Mindfulness is not supposed to add to your stress!
Mindfulness meditations seem to be a good gateway to some good things, such as stress relief, but only provided you do it in a way that does not actually add to your stress. If you find yourself questioning whether you are doing your mindfulness meditation correctly, you are adding to your agitation rather than reducing it. If, on the other hand, you approach it like an accomplishment thinking how great you are for doing it, you are reinforcing narcissistic and self-consciousness tendencies that are the very thing mindfulness is supposed to relieve you from. Straining to be mindful and patting yourself on the back for doing so defeats the purpose.
Mindfulness is often associated with focus and concentration
And indeed, there is big value in being able to command one’s focus of attention among all the information noise we are flooded with. Training to fully focus on something at hand like your breath, as mindfulness teaches, is a good training wheel but why stop there? Why not let it go to better and nicer things? What better and nicer things, you may ask? How about how you will be being and feeling once you have resolved your problems? Your brain is a lovely time- and distance travel-machine, why not use it?
Mindfulness is supposed to be about the present moment
What exactly are the benefits of the present moment? When I focus on the present moment to the exclusion of everything else, I feel like I am depriving myself of one of the advantages of human cognition: the ability to hold past and present and future simultaneously. Having a concept of the future is one of the things that are unique to humans as compared to animals. Animals don‘t plan for future; as for the past, judging by how quickly an animal can recover from a near-death encounter with a predator and within minutes calmly graze grass again, shows that the past has no big grip on animals either. Animals are fully in the now but why should we strive for that?

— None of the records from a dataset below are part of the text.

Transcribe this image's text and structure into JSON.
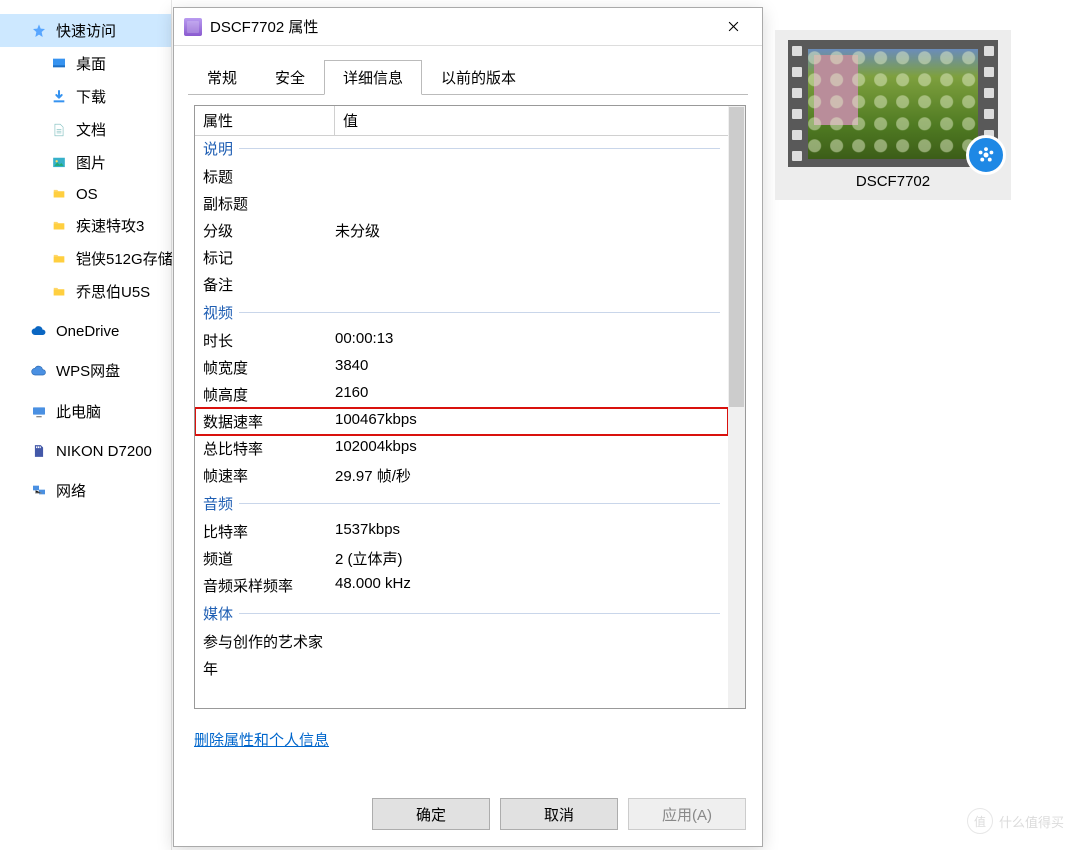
{
  "sidebar": {
    "quick_access": "快速访问",
    "items": [
      {
        "label": "桌面",
        "icon": "desktop"
      },
      {
        "label": "下载",
        "icon": "download"
      },
      {
        "label": "文档",
        "icon": "document"
      },
      {
        "label": "图片",
        "icon": "picture"
      },
      {
        "label": "OS",
        "icon": "folder"
      },
      {
        "label": "疾速特攻3",
        "icon": "folder"
      },
      {
        "label": "铠侠512G存储",
        "icon": "folder"
      },
      {
        "label": "乔思伯U5S",
        "icon": "folder"
      }
    ],
    "onedrive": "OneDrive",
    "wps": "WPS网盘",
    "thispc": "此电脑",
    "nikon": "NIKON D7200",
    "network": "网络"
  },
  "dialog": {
    "title": "DSCF7702 属性",
    "tabs": [
      "常规",
      "安全",
      "详细信息",
      "以前的版本"
    ],
    "active_tab": 2,
    "header_prop": "属性",
    "header_val": "值",
    "del_link": "删除属性和个人信息",
    "ok": "确定",
    "cancel": "取消",
    "apply": "应用(A)"
  },
  "props": {
    "sections": [
      {
        "title": "说明",
        "rows": [
          {
            "l": "标题",
            "v": ""
          },
          {
            "l": "副标题",
            "v": ""
          },
          {
            "l": "分级",
            "v": "未分级"
          },
          {
            "l": "标记",
            "v": ""
          },
          {
            "l": "备注",
            "v": ""
          }
        ]
      },
      {
        "title": "视频",
        "rows": [
          {
            "l": "时长",
            "v": "00:00:13"
          },
          {
            "l": "帧宽度",
            "v": "3840"
          },
          {
            "l": "帧高度",
            "v": "2160"
          },
          {
            "l": "数据速率",
            "v": "100467kbps",
            "highlight": true
          },
          {
            "l": "总比特率",
            "v": "102004kbps"
          },
          {
            "l": "帧速率",
            "v": "29.97 帧/秒"
          }
        ]
      },
      {
        "title": "音频",
        "rows": [
          {
            "l": "比特率",
            "v": "1537kbps"
          },
          {
            "l": "频道",
            "v": "2 (立体声)"
          },
          {
            "l": "音频采样频率",
            "v": "48.000 kHz"
          }
        ]
      },
      {
        "title": "媒体",
        "rows": [
          {
            "l": "参与创作的艺术家",
            "v": ""
          },
          {
            "l": "年",
            "v": ""
          }
        ]
      }
    ]
  },
  "file": {
    "name": "DSCF7702"
  },
  "watermark": "什么值得买"
}
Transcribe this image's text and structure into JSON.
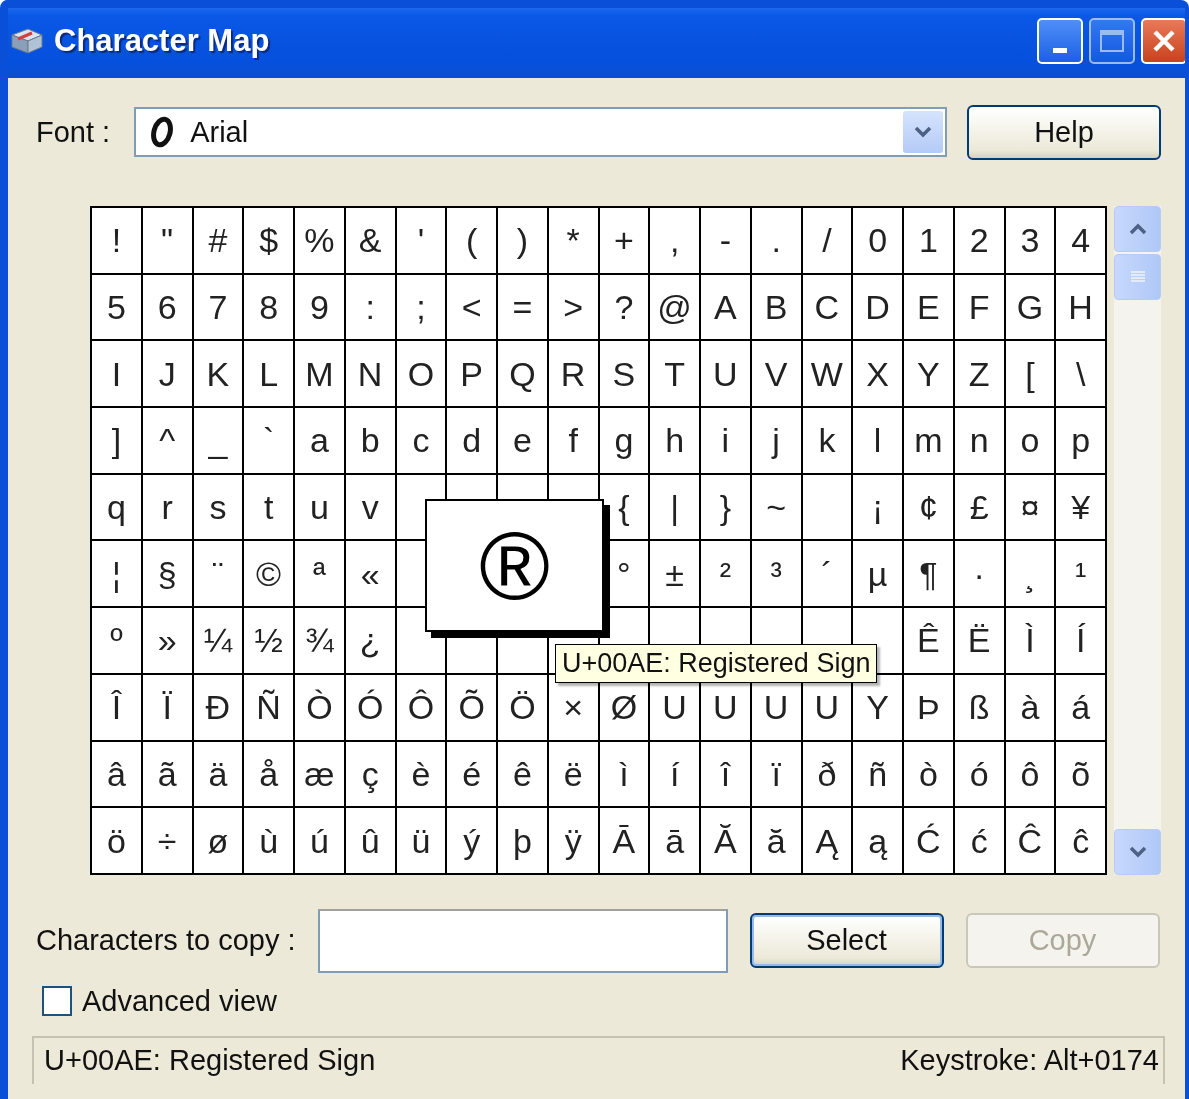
{
  "window": {
    "title": "Character Map"
  },
  "font": {
    "label": "Font :",
    "value": "Arial"
  },
  "help_button": {
    "label": "Help"
  },
  "grid": {
    "rows": [
      [
        "!",
        "\"",
        "#",
        "$",
        "%",
        "&",
        "'",
        "(",
        ")",
        "*",
        "+",
        ",",
        "-",
        ".",
        "/",
        "0",
        "1",
        "2",
        "3",
        "4"
      ],
      [
        "5",
        "6",
        "7",
        "8",
        "9",
        ":",
        ";",
        "<",
        "=",
        ">",
        "?",
        "@",
        "A",
        "B",
        "C",
        "D",
        "E",
        "F",
        "G",
        "H"
      ],
      [
        "I",
        "J",
        "K",
        "L",
        "M",
        "N",
        "O",
        "P",
        "Q",
        "R",
        "S",
        "T",
        "U",
        "V",
        "W",
        "X",
        "Y",
        "Z",
        "[",
        "\\"
      ],
      [
        "]",
        "^",
        "_",
        "`",
        "a",
        "b",
        "c",
        "d",
        "e",
        "f",
        "g",
        "h",
        "i",
        "j",
        "k",
        "l",
        "m",
        "n",
        "o",
        "p"
      ],
      [
        "q",
        "r",
        "s",
        "t",
        "u",
        "v",
        null,
        null,
        null,
        null,
        "{",
        "|",
        "}",
        "~",
        null,
        "¡",
        "¢",
        "£",
        "¤",
        "¥"
      ],
      [
        "¦",
        "§",
        "¨",
        "©",
        "ª",
        "«",
        null,
        null,
        null,
        null,
        "°",
        "±",
        "²",
        "³",
        "´",
        "µ",
        "¶",
        "·",
        "¸",
        "¹"
      ],
      [
        "º",
        "»",
        "¼",
        "½",
        "¾",
        "¿",
        null,
        null,
        null,
        null,
        null,
        null,
        null,
        null,
        null,
        null,
        "Ê",
        "Ë",
        "Ì",
        "Í"
      ],
      [
        "Î",
        "Ï",
        "Ð",
        "Ñ",
        "Ò",
        "Ó",
        "Ô",
        "Õ",
        "Ö",
        "×",
        "Ø",
        "U",
        "U",
        "U",
        "U",
        "Y",
        "Þ",
        "ß",
        "à",
        "á"
      ],
      [
        "â",
        "ã",
        "ä",
        "å",
        "æ",
        "ç",
        "è",
        "é",
        "ê",
        "ë",
        "ì",
        "í",
        "î",
        "ï",
        "ð",
        "ñ",
        "ò",
        "ó",
        "ô",
        "õ"
      ],
      [
        "ö",
        "÷",
        "ø",
        "ù",
        "ú",
        "û",
        "ü",
        "ý",
        "þ",
        "ÿ",
        "Ā",
        "ā",
        "Ă",
        "ă",
        "Ą",
        "ą",
        "Ć",
        "ć",
        "Ĉ",
        "ĉ"
      ]
    ]
  },
  "magnifier": {
    "char": "®"
  },
  "tooltip": "U+00AE: Registered Sign",
  "copy_field": {
    "label": "Characters to copy :"
  },
  "buttons": [
    {
      "label": "Select",
      "disabled": false
    },
    {
      "label": "Copy",
      "disabled": true
    }
  ],
  "advanced_view": {
    "label": "Advanced view",
    "checked": false
  },
  "status_bar": {
    "description": "U+00AE: Registered Sign",
    "keystroke": "Keystroke: Alt+0174"
  }
}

To be fair, our lives are often much more fulfilling lived outside the present than in it. After all, where are you visions and goals if not in the future? And how do you build on your experiences and learnings if you are not able to hold the past against the future and compare alternative scenarios? Why shun automated actions and autopilot activities when they are in fact shortcuts to this kind of freedom of the mind that lets it go anywhere? Why banish this kind of journeys to focus on your breath?
Good things feel good
Finally, does mindfulness feel good? Because good things do. Practices that slows down your heartbeat feel relaxing. If focusing on your breath slows you down, it is a good gateway to relaxation. But then, to some, me included, putting the body through some stress by doing physical exercises is more relaxing to both my body and mind than putting my mind on my breath. Your muscles feel more relaxed after you have tensed them than if you have not.
What is important is taking time to do things that feel good. And who is to say how this is best done? It may be a leisurely walk, it can be a nap. Somebody else’s recipes may not work for you. It is a great idea for companies and schools to schedule leisure time but mandating how is is to be spent may have the opposite effect. If mindfulness is about being mindful to your own needs, I am all for it! Do it your own way!
© 2020 Teodora Rudolph
Photo credit Gerold Guggenbühl, https://www.730andmore.com/